The Center for Cell-based Therapy (CTC) is made up of a group of researchers of USP and of the Regional Blood Center of Ribeirão Preto who are interested in understanding the biology of stem cells, as well as in developing new technology for their use in the treatment of diseases. The group of researchers engages physicians, biologists, biomedical professionals, pharmacists and veterinarians, among others, that work together since 2000.
The researchers at CTC were responsible for the generation of the first embryonic stem cell line in Brazil and produced one of the first bovine and ovine clones in the country.
In the laboratory, CTC researchers have interest in signaling pathways of mammalian and human embryonic stem cells, in animal and human adult cells reprogramming to the embryonic state of pluripotency (iPS cells) and in the functioning of adult stem cells, such as hematopoietic, mesenchymal and cancer stem cells.
From stem cells derived from health people, CTC scientists investigate ways of producing blood components as an alternative source of blood transfusion. In the laboratory, other researchers use iPS cells derived from patients with blood disorders to better understanding how these diseases happen and how they could be prevented or better treated.
In the clinical area, researcher-physicians develop new methods of diagnosis and new treatment for leukemia, and also use new stem cells, like mesenchymal stem cells, for the treatment of many diseases, such as diabetes mellitus, systemic sclerosis and aplastic anemia. CTC relies upon laboratories of cell and molecular biology and cell culture and inpatient units of hematopoietic stem cell transplantation in Ribeirão Preto, Pirassununga and São Paulo.
Research conducted within the Cell Therapy Center, USP (CTC) as bring benefits to Brazilian society the possibility of obtaining more efficient medications, developed with Brazilian technology.

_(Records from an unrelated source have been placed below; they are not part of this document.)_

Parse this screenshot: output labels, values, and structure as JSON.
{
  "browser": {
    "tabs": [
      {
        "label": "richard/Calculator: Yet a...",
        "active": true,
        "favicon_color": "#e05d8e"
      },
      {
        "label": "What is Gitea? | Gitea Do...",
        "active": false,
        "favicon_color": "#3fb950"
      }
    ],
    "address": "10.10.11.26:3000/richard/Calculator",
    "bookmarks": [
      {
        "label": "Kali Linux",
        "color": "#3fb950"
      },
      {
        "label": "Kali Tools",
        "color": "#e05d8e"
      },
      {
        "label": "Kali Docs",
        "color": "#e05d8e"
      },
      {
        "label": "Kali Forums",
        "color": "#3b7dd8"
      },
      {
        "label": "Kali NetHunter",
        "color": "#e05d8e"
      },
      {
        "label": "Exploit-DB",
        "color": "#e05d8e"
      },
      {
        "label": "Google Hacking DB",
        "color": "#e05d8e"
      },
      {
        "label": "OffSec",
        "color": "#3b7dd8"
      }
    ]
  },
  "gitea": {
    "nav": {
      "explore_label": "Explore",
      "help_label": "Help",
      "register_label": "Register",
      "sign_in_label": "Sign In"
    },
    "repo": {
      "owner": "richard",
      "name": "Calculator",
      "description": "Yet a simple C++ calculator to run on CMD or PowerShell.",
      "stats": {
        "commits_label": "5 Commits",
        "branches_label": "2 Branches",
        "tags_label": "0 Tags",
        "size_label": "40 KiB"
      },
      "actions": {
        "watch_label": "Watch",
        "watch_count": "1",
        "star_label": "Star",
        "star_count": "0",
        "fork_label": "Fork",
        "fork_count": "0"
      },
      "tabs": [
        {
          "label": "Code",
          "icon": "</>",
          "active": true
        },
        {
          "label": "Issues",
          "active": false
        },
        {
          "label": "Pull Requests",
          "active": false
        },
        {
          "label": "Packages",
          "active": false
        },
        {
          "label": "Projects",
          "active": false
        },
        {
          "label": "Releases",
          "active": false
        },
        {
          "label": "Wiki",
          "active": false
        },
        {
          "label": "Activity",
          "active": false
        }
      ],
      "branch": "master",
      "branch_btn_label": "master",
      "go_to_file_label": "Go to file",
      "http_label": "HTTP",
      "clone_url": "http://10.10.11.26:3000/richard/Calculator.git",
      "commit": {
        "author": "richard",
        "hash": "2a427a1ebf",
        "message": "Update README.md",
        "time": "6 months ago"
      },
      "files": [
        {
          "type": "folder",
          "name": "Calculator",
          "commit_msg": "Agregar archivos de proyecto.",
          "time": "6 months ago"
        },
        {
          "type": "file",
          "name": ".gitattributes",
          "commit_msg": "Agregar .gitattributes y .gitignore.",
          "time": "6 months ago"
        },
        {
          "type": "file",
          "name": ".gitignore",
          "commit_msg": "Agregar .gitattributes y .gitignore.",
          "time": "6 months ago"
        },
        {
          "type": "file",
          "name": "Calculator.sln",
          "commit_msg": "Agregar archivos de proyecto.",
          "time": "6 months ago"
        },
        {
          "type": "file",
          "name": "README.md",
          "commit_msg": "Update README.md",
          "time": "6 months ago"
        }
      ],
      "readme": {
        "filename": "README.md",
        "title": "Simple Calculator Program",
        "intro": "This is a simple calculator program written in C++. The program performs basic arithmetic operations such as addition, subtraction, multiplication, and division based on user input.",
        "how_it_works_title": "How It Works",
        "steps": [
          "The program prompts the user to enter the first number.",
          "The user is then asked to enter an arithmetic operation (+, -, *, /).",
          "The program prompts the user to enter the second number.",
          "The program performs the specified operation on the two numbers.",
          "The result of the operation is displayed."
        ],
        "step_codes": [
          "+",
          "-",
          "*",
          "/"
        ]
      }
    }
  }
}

The group develops to 15 years research related to production factor FVIII and FIX coagulation using human cells. In this period excellent results were obtained, which resulted in two patents for FVIII, one for FIX, and one for FVII.
Among the advances made, in the past few years, divulged by the press and scientific journals, we highlight: the development of a platform for expanding genetically modified T cells for treating patients with leukemia and lymphomas; the discovery of the onset of X chromosome inactivation during human embryonic development; the advances in the treatment of systemic and multiple sclerosis; the new perspectives on fighting one of the most aggressive types of brain tumor, astrocytoma; the inhibition of melanoma cells in culture; studies on telomeres; and the formation of a cell bank with the genetics of the Brazilian population.